### Task material
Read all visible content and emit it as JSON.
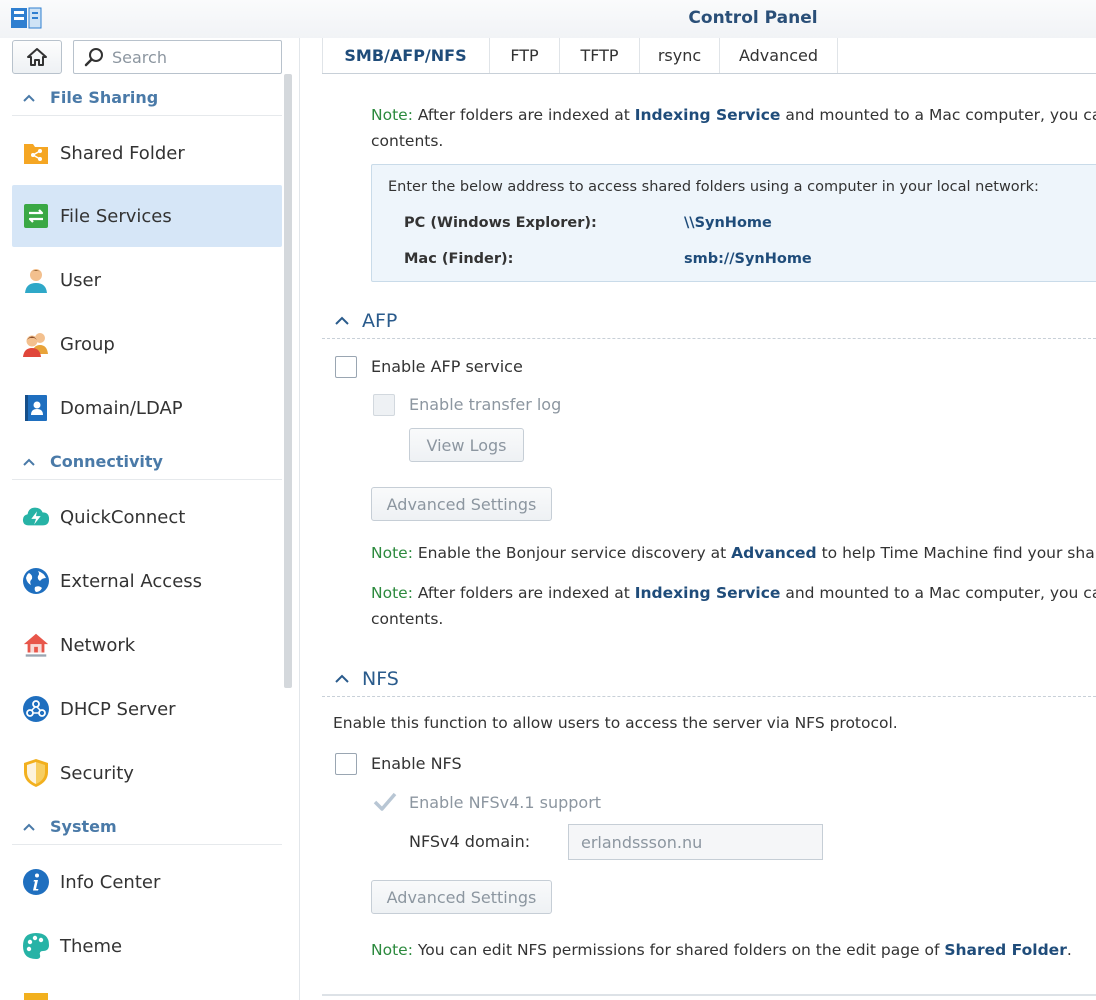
{
  "window": {
    "title": "Control Panel",
    "app_icon": "control-panel-icon"
  },
  "sidebar": {
    "search_placeholder": "Search",
    "groups": [
      {
        "label": "File Sharing"
      },
      {
        "label": "Connectivity"
      },
      {
        "label": "System"
      }
    ],
    "items": [
      {
        "label": "Shared Folder",
        "icon": "shared-folder-icon",
        "active": false
      },
      {
        "label": "File Services",
        "icon": "file-services-icon",
        "active": true
      },
      {
        "label": "User",
        "icon": "user-icon",
        "active": false
      },
      {
        "label": "Group",
        "icon": "group-icon",
        "active": false
      },
      {
        "label": "Domain/LDAP",
        "icon": "domain-ldap-icon",
        "active": false
      },
      {
        "label": "QuickConnect",
        "icon": "quickconnect-icon",
        "active": false
      },
      {
        "label": "External Access",
        "icon": "external-access-icon",
        "active": false
      },
      {
        "label": "Network",
        "icon": "network-icon",
        "active": false
      },
      {
        "label": "DHCP Server",
        "icon": "dhcp-server-icon",
        "active": false
      },
      {
        "label": "Security",
        "icon": "security-icon",
        "active": false
      },
      {
        "label": "Info Center",
        "icon": "info-center-icon",
        "active": false
      },
      {
        "label": "Theme",
        "icon": "theme-icon",
        "active": false
      }
    ]
  },
  "tabs": [
    {
      "label": "SMB/AFP/NFS",
      "active": true
    },
    {
      "label": "FTP",
      "active": false
    },
    {
      "label": "TFTP",
      "active": false
    },
    {
      "label": "rsync",
      "active": false
    },
    {
      "label": "Advanced",
      "active": false
    }
  ],
  "smb": {
    "note_label": "Note:",
    "note_part1": " After folders are indexed at ",
    "note_link": "Indexing Service",
    "note_part2": " and mounted to a Mac computer, you ca",
    "note_line2": "contents.",
    "info_header": "Enter the below address to access shared folders using a computer in your local network:",
    "pc_label": "PC (Windows Explorer):",
    "pc_value": "\\\\SynHome",
    "mac_label": "Mac (Finder):",
    "mac_value": "smb://SynHome"
  },
  "afp": {
    "title": "AFP",
    "enable_label": "Enable AFP service",
    "enabled": false,
    "transfer_log_label": "Enable transfer log",
    "view_logs_label": "View Logs",
    "advanced_settings_label": "Advanced Settings",
    "note1_label": "Note:",
    "note1_part1": " Enable the Bonjour service discovery at ",
    "note1_link": "Advanced",
    "note1_part2": " to help Time Machine find your shar",
    "note2_label": "Note:",
    "note2_part1": " After folders are indexed at ",
    "note2_link": "Indexing Service",
    "note2_part2": " and mounted to a Mac computer, you ca",
    "note2_line2": "contents."
  },
  "nfs": {
    "title": "NFS",
    "description": "Enable this function to allow users to access the server via NFS protocol.",
    "enable_label": "Enable NFS",
    "enabled": false,
    "nfsv41_label": "Enable NFSv4.1 support",
    "nfsv41_checked": true,
    "domain_label": "NFSv4 domain:",
    "domain_value": "erlandssson.nu",
    "advanced_settings_label": "Advanced Settings",
    "note_label": "Note:",
    "note_part1": " You can edit NFS permissions for shared folders on the edit page of ",
    "note_link": "Shared Folder",
    "note_part2": "."
  }
}
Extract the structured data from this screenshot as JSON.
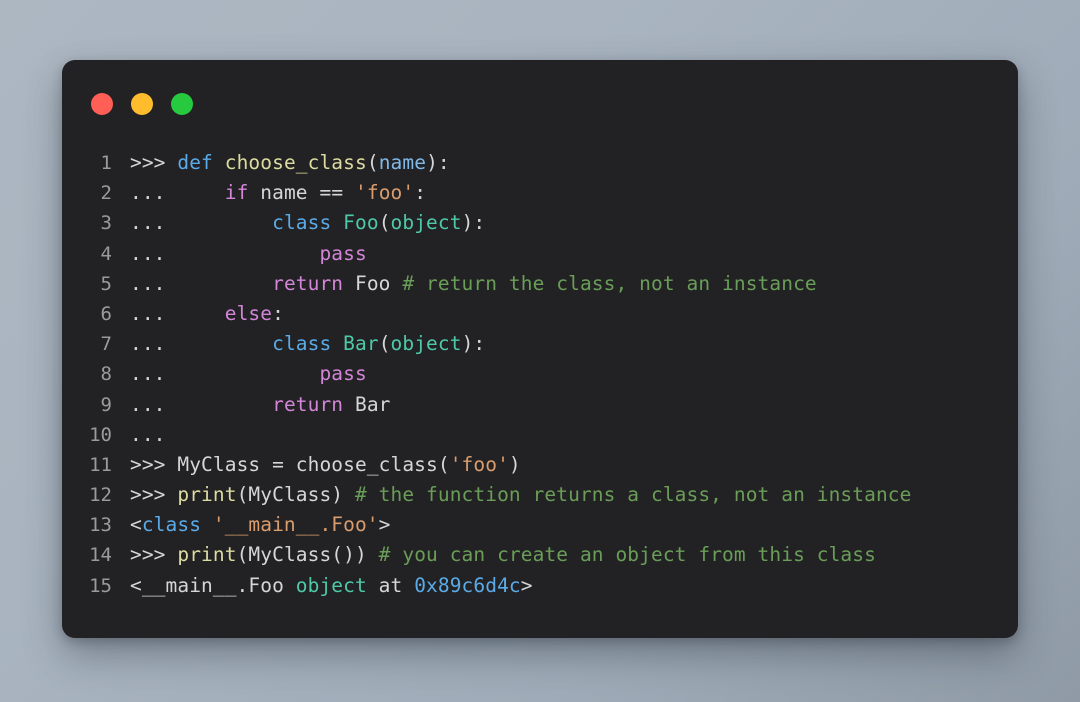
{
  "window": {
    "type": "code-snippet-card",
    "background_color": "#222224",
    "page_background": "#a7b2bf",
    "traffic_lights": [
      {
        "name": "close",
        "color": "#ff5f56"
      },
      {
        "name": "minimize",
        "color": "#ffbd2e"
      },
      {
        "name": "maximize",
        "color": "#27c93f"
      }
    ]
  },
  "theme": {
    "plain": "#d6d6d6",
    "prompt": "#d6d6d6",
    "keyword": "#d385d8",
    "declaration": "#5aabe8",
    "function": "#dcdba0",
    "parameter": "#80b8e8",
    "type": "#4ec9a8",
    "string": "#d99d6e",
    "comment": "#6a9e58",
    "number": "#5aabe8",
    "lineno": "#9b9b9b"
  },
  "code": {
    "language": "python",
    "first_line_number": 1,
    "line_count": 15,
    "plain_text": ">>> def choose_class(name):\n...     if name == 'foo':\n...         class Foo(object):\n...             pass\n...         return Foo # return the class, not an instance\n...     else:\n...         class Bar(object):\n...             pass\n...         return Bar\n...\n>>> MyClass = choose_class('foo')\n>>> print(MyClass) # the function returns a class, not an instance\n<class '__main__.Foo'>\n>>> print(MyClass()) # you can create an object from this class\n<__main__.Foo object at 0x89c6d4c>",
    "lines": [
      {
        "number": "1",
        "tokens": [
          {
            "text": ">>> ",
            "type": "prompt"
          },
          {
            "text": "def",
            "type": "decl"
          },
          {
            "text": " ",
            "type": "plain"
          },
          {
            "text": "choose_class",
            "type": "fn"
          },
          {
            "text": "(",
            "type": "plain"
          },
          {
            "text": "name",
            "type": "param"
          },
          {
            "text": "):",
            "type": "plain"
          }
        ]
      },
      {
        "number": "2",
        "tokens": [
          {
            "text": "... ",
            "type": "prompt"
          },
          {
            "text": "    ",
            "type": "plain"
          },
          {
            "text": "if",
            "type": "keyword"
          },
          {
            "text": " name ",
            "type": "plain"
          },
          {
            "text": "==",
            "type": "plain"
          },
          {
            "text": " ",
            "type": "plain"
          },
          {
            "text": "'foo'",
            "type": "str"
          },
          {
            "text": ":",
            "type": "plain"
          }
        ]
      },
      {
        "number": "3",
        "tokens": [
          {
            "text": "... ",
            "type": "prompt"
          },
          {
            "text": "        ",
            "type": "plain"
          },
          {
            "text": "class",
            "type": "decl"
          },
          {
            "text": " ",
            "type": "plain"
          },
          {
            "text": "Foo",
            "type": "type"
          },
          {
            "text": "(",
            "type": "plain"
          },
          {
            "text": "object",
            "type": "type"
          },
          {
            "text": "):",
            "type": "plain"
          }
        ]
      },
      {
        "number": "4",
        "tokens": [
          {
            "text": "... ",
            "type": "prompt"
          },
          {
            "text": "            ",
            "type": "plain"
          },
          {
            "text": "pass",
            "type": "keyword"
          }
        ]
      },
      {
        "number": "5",
        "tokens": [
          {
            "text": "... ",
            "type": "prompt"
          },
          {
            "text": "        ",
            "type": "plain"
          },
          {
            "text": "return",
            "type": "keyword"
          },
          {
            "text": " Foo ",
            "type": "plain"
          },
          {
            "text": "# return the class, not an instance",
            "type": "comment"
          }
        ]
      },
      {
        "number": "6",
        "tokens": [
          {
            "text": "... ",
            "type": "prompt"
          },
          {
            "text": "    ",
            "type": "plain"
          },
          {
            "text": "else",
            "type": "keyword"
          },
          {
            "text": ":",
            "type": "plain"
          }
        ]
      },
      {
        "number": "7",
        "tokens": [
          {
            "text": "... ",
            "type": "prompt"
          },
          {
            "text": "        ",
            "type": "plain"
          },
          {
            "text": "class",
            "type": "decl"
          },
          {
            "text": " ",
            "type": "plain"
          },
          {
            "text": "Bar",
            "type": "type"
          },
          {
            "text": "(",
            "type": "plain"
          },
          {
            "text": "object",
            "type": "type"
          },
          {
            "text": "):",
            "type": "plain"
          }
        ]
      },
      {
        "number": "8",
        "tokens": [
          {
            "text": "... ",
            "type": "prompt"
          },
          {
            "text": "            ",
            "type": "plain"
          },
          {
            "text": "pass",
            "type": "keyword"
          }
        ]
      },
      {
        "number": "9",
        "tokens": [
          {
            "text": "... ",
            "type": "prompt"
          },
          {
            "text": "        ",
            "type": "plain"
          },
          {
            "text": "return",
            "type": "keyword"
          },
          {
            "text": " Bar",
            "type": "plain"
          }
        ]
      },
      {
        "number": "10",
        "tokens": [
          {
            "text": "...",
            "type": "prompt"
          }
        ]
      },
      {
        "number": "11",
        "tokens": [
          {
            "text": ">>> ",
            "type": "prompt"
          },
          {
            "text": "MyClass = choose_class(",
            "type": "plain"
          },
          {
            "text": "'foo'",
            "type": "str"
          },
          {
            "text": ")",
            "type": "plain"
          }
        ]
      },
      {
        "number": "12",
        "tokens": [
          {
            "text": ">>> ",
            "type": "prompt"
          },
          {
            "text": "print",
            "type": "fn"
          },
          {
            "text": "(MyClass) ",
            "type": "plain"
          },
          {
            "text": "# the function returns a class, not an instance",
            "type": "comment"
          }
        ]
      },
      {
        "number": "13",
        "tokens": [
          {
            "text": "<",
            "type": "plain"
          },
          {
            "text": "class",
            "type": "decl"
          },
          {
            "text": " ",
            "type": "plain"
          },
          {
            "text": "'__main__.Foo'",
            "type": "str"
          },
          {
            "text": ">",
            "type": "plain"
          }
        ]
      },
      {
        "number": "14",
        "tokens": [
          {
            "text": ">>> ",
            "type": "prompt"
          },
          {
            "text": "print",
            "type": "fn"
          },
          {
            "text": "(MyClass()) ",
            "type": "plain"
          },
          {
            "text": "# you can create an object from this class",
            "type": "comment"
          }
        ]
      },
      {
        "number": "15",
        "tokens": [
          {
            "text": "<__main__.Foo ",
            "type": "plain"
          },
          {
            "text": "object",
            "type": "type"
          },
          {
            "text": " at ",
            "type": "plain"
          },
          {
            "text": "0x89c6d4c",
            "type": "num"
          },
          {
            "text": ">",
            "type": "plain"
          }
        ]
      }
    ]
  }
}
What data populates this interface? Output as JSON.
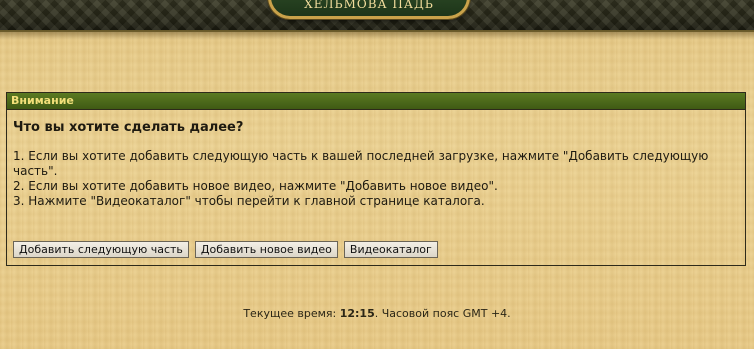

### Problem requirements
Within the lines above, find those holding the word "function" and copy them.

### Exercise output
    "description": "Enable this function to allow users to access the server via NFS protocol.",
    "function": "#dcdba0",
    "plain_text": ">>> def choose_class(name):\n...     if name == 'foo':\n...         class Foo(object):\n...             pass\n...         return Foo # return the class, not an instance\n...     else:\n...         class Bar(object):\n...             pass\n...         return Bar\n...\n>>> MyClass = choose_class('foo')\n>>> print(MyClass) # the function returns a class, not an instance\n<class '__main__.Foo'>\n>>> print(MyClass()) # you can create an object from this class\n<__main__.Foo object at 0x89c6d4c>",
            "text": "# the function returns a class, not an instance",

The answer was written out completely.